I’m afraid some people will think I’m referring to the church programmatically as a set of initiatives. In the case of adoption, some of the need is for programs and strategies. But far more important than more “special emphases” is a culture of bringing Christ’s presence to orphans. This has to do with creating a culture of adoption. In many ways, this is carried through more in thousands of conversations in hallways, fellowship dinners around a common table, and gospel preaching than in new initiatives and curricula and plans.
We must recognize that adoption isn’t an issue for individual Christian families.
Most importantly, we must recognize that adoption isn’t an issue for individual Christian families. There’s no such thing as a “Christian family” abstracted from the church.

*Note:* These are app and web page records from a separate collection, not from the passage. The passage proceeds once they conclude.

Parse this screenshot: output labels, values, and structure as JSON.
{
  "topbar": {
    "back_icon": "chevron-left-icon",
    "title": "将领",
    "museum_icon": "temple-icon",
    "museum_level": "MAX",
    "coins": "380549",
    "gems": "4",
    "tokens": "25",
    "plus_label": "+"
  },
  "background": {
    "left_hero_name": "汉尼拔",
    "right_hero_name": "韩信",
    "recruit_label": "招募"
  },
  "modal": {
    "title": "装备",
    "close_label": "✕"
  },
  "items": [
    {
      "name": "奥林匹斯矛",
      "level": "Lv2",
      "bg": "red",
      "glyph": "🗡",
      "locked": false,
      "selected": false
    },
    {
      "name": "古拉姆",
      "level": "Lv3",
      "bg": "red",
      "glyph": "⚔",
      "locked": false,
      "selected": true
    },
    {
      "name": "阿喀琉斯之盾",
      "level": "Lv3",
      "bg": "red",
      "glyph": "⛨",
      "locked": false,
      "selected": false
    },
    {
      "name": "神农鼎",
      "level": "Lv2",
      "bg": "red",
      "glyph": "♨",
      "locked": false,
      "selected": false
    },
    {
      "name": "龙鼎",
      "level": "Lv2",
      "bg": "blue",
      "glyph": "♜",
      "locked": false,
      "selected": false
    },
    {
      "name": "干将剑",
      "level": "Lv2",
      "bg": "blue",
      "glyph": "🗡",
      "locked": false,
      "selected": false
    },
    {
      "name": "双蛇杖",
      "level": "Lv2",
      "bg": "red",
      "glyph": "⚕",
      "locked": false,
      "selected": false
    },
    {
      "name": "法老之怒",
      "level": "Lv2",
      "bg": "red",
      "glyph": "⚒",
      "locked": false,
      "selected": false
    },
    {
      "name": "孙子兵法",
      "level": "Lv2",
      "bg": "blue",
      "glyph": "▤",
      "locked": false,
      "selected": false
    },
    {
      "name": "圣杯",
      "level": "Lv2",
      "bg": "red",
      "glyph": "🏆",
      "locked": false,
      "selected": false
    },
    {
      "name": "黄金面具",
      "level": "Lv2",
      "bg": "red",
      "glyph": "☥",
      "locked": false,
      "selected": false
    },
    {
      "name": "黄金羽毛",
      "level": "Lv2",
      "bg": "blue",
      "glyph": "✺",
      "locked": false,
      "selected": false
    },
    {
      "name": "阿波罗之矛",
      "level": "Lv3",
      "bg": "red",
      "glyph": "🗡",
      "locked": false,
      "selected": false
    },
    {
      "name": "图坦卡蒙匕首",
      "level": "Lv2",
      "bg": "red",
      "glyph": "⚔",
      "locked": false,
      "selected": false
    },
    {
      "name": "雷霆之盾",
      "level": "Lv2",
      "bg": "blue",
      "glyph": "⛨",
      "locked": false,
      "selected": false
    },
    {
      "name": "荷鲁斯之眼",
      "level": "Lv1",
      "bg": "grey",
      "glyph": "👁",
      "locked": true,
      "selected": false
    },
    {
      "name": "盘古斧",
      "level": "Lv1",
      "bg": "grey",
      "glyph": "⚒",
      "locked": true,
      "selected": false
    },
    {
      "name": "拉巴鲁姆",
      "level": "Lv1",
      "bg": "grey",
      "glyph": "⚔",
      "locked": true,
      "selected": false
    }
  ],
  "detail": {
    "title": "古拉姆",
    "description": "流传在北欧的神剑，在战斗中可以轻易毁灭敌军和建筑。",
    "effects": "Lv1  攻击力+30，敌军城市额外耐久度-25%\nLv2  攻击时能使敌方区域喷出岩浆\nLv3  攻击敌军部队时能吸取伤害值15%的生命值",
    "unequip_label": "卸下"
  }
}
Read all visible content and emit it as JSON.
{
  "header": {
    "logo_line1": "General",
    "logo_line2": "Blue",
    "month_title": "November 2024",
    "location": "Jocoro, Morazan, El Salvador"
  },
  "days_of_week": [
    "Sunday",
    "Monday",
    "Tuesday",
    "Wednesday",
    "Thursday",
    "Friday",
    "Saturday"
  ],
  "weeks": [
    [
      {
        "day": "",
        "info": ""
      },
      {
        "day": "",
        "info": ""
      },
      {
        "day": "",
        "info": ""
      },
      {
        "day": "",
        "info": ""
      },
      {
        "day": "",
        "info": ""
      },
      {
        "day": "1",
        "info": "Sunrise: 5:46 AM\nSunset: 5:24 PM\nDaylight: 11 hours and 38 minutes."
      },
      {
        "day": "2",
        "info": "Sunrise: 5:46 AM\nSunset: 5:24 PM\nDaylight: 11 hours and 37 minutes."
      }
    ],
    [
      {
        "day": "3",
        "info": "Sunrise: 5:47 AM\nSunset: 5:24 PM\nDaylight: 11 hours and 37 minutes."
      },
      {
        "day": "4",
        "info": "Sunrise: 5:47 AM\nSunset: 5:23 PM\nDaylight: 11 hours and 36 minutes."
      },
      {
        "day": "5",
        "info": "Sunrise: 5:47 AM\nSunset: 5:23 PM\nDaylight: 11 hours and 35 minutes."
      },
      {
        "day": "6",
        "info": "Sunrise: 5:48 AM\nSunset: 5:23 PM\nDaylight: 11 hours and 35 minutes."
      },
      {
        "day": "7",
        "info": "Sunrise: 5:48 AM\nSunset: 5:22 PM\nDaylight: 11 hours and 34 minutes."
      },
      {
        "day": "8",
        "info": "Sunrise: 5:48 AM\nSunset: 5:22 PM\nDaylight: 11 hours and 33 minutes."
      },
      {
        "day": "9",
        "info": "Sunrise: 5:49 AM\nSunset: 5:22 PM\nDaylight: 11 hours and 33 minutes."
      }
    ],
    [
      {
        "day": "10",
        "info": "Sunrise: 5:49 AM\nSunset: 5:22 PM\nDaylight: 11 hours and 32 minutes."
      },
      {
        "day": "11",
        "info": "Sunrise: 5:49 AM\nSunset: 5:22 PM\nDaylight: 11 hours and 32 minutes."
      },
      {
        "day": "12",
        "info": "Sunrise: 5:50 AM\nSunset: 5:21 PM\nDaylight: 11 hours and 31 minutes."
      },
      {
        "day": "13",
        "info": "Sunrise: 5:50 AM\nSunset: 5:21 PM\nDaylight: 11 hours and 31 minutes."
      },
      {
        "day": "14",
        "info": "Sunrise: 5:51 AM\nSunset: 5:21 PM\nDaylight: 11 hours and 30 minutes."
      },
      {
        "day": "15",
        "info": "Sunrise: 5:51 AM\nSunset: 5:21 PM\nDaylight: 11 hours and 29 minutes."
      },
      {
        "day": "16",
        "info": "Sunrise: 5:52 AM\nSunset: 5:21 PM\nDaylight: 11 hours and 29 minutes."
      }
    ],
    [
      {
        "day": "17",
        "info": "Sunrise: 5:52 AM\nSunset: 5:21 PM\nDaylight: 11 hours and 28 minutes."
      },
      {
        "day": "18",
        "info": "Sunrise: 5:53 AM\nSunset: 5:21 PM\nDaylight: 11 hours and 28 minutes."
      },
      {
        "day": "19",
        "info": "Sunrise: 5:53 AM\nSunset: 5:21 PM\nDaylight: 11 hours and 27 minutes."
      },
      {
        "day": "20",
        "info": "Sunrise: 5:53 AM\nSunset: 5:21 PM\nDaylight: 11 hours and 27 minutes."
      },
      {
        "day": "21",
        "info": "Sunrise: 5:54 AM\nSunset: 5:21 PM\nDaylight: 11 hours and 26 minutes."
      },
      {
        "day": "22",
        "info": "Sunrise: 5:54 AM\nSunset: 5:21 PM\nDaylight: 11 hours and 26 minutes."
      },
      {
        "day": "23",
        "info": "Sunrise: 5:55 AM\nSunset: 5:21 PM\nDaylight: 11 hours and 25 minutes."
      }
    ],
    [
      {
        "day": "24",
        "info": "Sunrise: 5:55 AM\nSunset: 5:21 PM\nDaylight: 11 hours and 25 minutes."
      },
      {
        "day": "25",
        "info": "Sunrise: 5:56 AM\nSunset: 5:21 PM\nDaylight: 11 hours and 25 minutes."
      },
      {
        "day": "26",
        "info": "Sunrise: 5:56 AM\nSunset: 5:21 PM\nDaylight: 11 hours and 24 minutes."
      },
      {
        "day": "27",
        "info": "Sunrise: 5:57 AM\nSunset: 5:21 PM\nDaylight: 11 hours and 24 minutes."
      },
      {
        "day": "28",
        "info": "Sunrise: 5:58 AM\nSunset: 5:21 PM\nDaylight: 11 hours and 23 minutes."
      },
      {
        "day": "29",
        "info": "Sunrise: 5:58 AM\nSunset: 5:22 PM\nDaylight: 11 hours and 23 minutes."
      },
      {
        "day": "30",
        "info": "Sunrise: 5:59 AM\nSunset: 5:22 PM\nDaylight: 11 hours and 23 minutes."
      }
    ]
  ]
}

It also is not simply an issue for an interest group within the church—the “adoption people” competing with the “homeschooling people” competing with the “Third World debt relief people” and so on.
Adoption can be a priority for everyone within the church in ways that reflect the diversity and unity of a church that is one body with many members. Adoption can be part of our congregational lives, fully recognizing the differing gifts and callings of individual Christians within the church.
A Transformed Community
If adoption is to be a priority for us, we must transform the local community (the internal ministry of the church) and the global vision (the external witness of the church). In this way, our churches can work together with other like-minded congregations toward a witness that is expansively pro-life, pro-family, pro-orphan, and pro-gospel.
When we adopt—and when we encourage a culture of adoption in our churches and communities—we’re picturing something that’s true about our God. We, like Jesus, see what our Father is doing and do likewise (John 5:19). And what our Father is doing, it turns out, is fighting for orphans, making them sons and daughters.
This article is adapted from Adopted for Life: The Priority of Adoption for Christian Families and Churches by Russell D. Moore.
There seems to be an orphan-making urge among us, whether we see it in the slave culture of centuries past or the divorce culture of today. But where does it come from?